Much is made of the various generations nowadays – from Baby boomers, to Gen X & Y and whatever other nomenclature is attached. What it tells us is that every generation is impacted by the previous generation and the social environment of the time. Baby-boomers arose out of the dust of war and entered a prosperous new age. “The Pill”, the sheer numbers of young people, wealth and education all had their impact. Today’s young people have a totally different set of influences that shape their view of themselves and the world.
My aim isn’t to analyse the influences on each generation, many sociologists and psychologists have done that, but rather, ask the question: What is the Christian response to this?
I would suggest that every era has had to weigh its life in the light of the gospel. In the time of the disciples, Greek and Roman culture were massive influences on the people of the day. They needed to ask, what is Godly and what isn’t? How has my thinking and behaviour, values and world-view been influenced in ungodly ways by the environment in which I live? The apostle Paul continually reminds his readers about the culture from which they have come: “Therefore, remember that formerly you who are Gentiles by birth…”(Eph 2:11) “Formerly, when you did not know God, you were slaves to those who by nature are not gods.” (Gal 4:8) “See to it that no one takes you captive through hollow and deceptive philosophy, which depends on human tradition and the elemental spiritual forces[a] of this world rather than on Christ.” (Col 2:8)
Paul is passionately aware that we are shaped by our environments – by the popular world-views of the day. He reminds his readers that it is time to be shaped by their new relationship with God through Christ. This is a radical (from the root up) new way of looking at life and the world.
That is no different for us or for our children. Our lives should be continually lived in the light of the gospel. Our use of time, wealth, gifts and talents, technology, leisure, social media, entertainment, relationships and so on, all need evaluation in the light of what it means to live a Christ-like life. Our very perspective of how we live life and why we live live life the way we do, should be anchored in Christ.
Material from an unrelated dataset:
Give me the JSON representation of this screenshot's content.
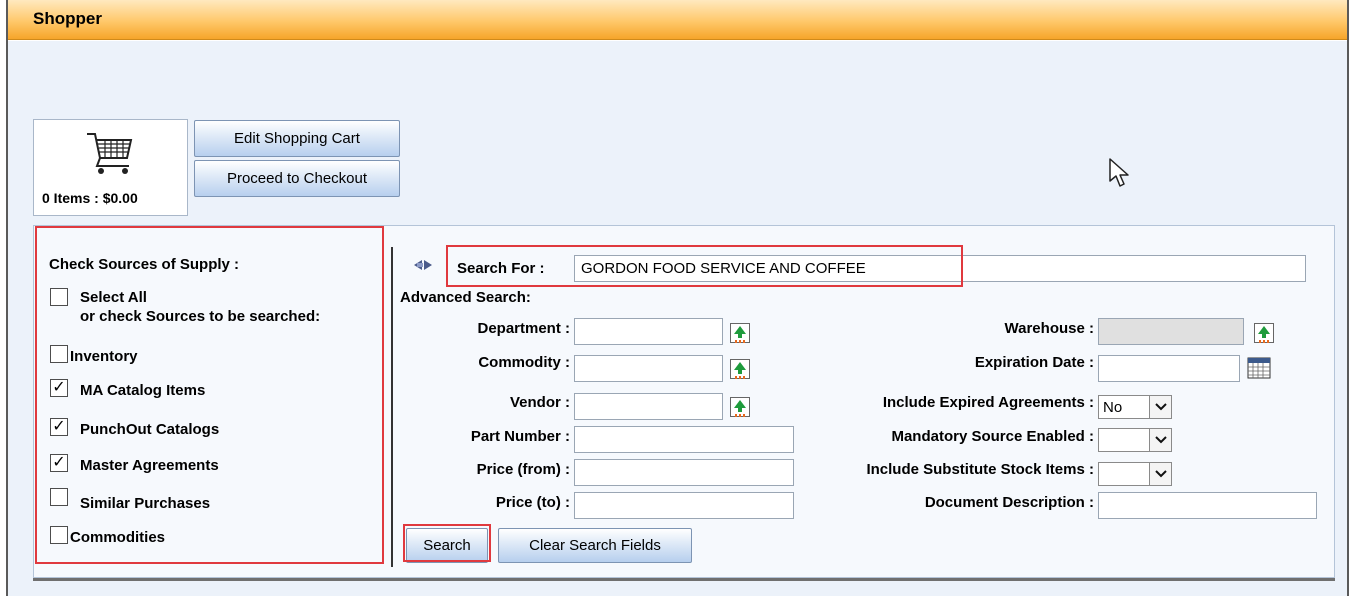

My dad grew up in the “radio” era, I grew up in the TV era and my kids in the IT and social media era. Each had different challenges and subsequent generations will have new challenges again. The one certainty in all of this is that Christ and the gospel don’t change. It is the constant lens through which every generation must look at the world in which it lives and ask the question: Does my life honour God?